Some of the News Fit to Print
BILL GATES BETS BIG ON BIG DATA SAVING SCHOOLS
Bill Gates trumpeted his numbers-driven approach to philanthropy at a Manhattan meeting with six reporters and writers recently where he laid out his wish list for how to improve data-gathering efforts to address social, health, and economic problems around the world. The world's most generous donor also launched a few missives aimed at fellow philanthropists -- who, he says, devote too much funding to disaster-relief in the wake of floods and earthquakes, and too little to sustained improvements that prevent disasters from wreaking such havoc. He also took aim at the federal government, which he said should spend more money on research and development on innovative policy reforms, particularly in public education. The article is in The National Journal.
CALIFORNIA ABANDONS ALGEBRA REQUIREMENT FOR EIGHTH-GRADERS
By falling in line with other states, California's state board voted last month to shift away from a 15-year policy of expecting 8th-graders to take Algebra I. The state will allow them to take either Algebra I or an alternate course that includes some algebra. New state standardized tests will focus on the alternate course -- the same one adopted under the Common Core. The article is in the San Jose Mercury News.
STATES LACK DATA ON PRINCIPALS, STUDY SAYS
While principals increasingly are moving to center stage in national debates over school improvement, a new study finds most states have little or no information about how their principals are prepared, licensed, supported, and evaluated. The article is in Education Week.

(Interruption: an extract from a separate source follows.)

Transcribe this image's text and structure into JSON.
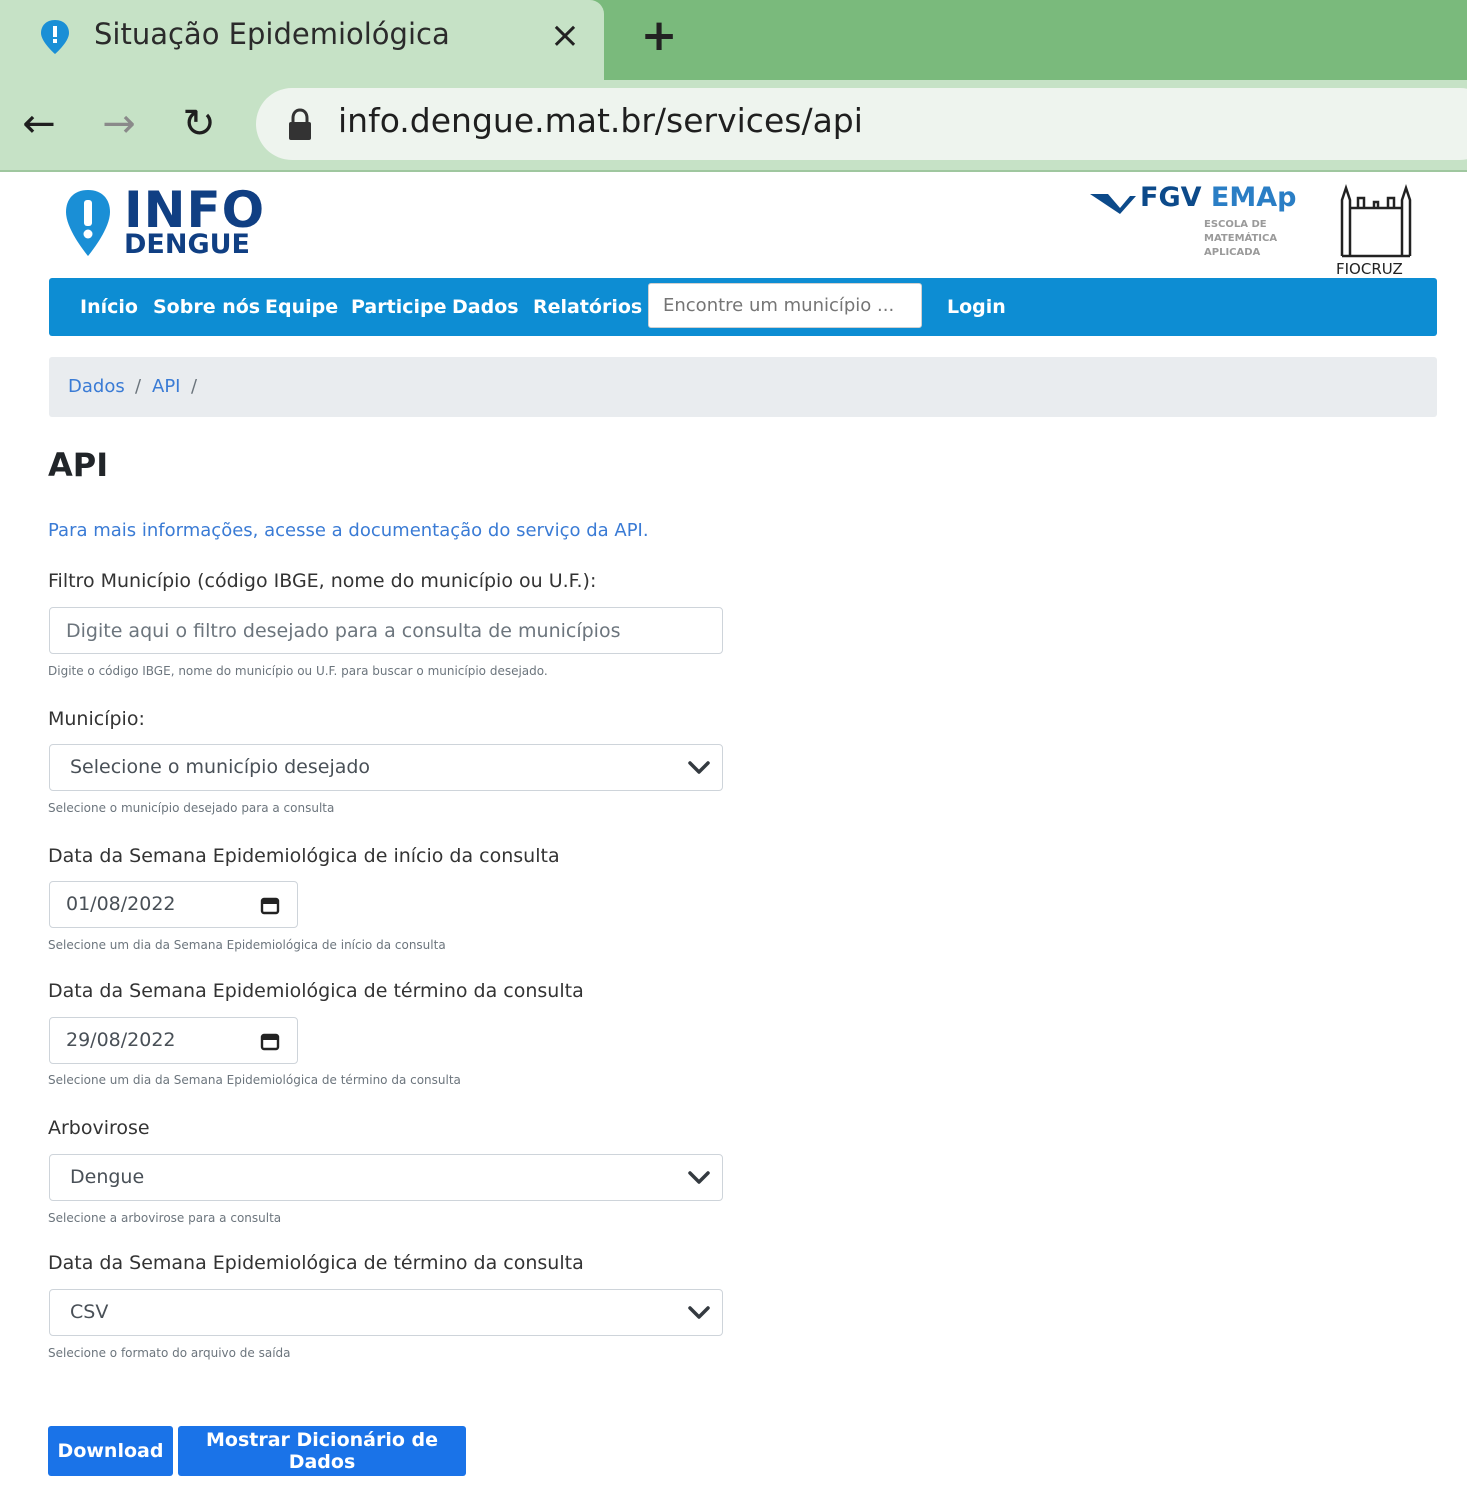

ABOUT HIGHER ED
MOOCS AND TABLET COMPUTING ARE TOP TRENDS
MOOCs and tablet computers top the list of emerging higher-education technologies in this year’s “Horizon Report,” by the New Media Consortium. The report, which has been released each year since 2004, describes six technologies that are expected to influence learning and teaching during the next five years. The technologies are divided into three tiers of varying time horizons: near term, midterm, and far term. The post is from The Chronicle of Higher Education’s Wired blog.
WHY THE ONLINE ED MOOC DIDN’T WORK
When word spread this weekend that a massive open online course about online education had to be suspended due to technology problems that left many students angry, officials from Coursera and the Georgia Institute of Technology were not available for comment. In interviews Monday, however, officials of both Coursera and Georgia Tech confirmed that the major issue concerned the ability of the 41,000 students to discuss topics in small groups, and that the technology for that feature indeed was not working. The officials also said that they were confident that fixes would be made in a short time period, and that the course would then continue. The article is in Inside Higher Ed’s Quick Takes.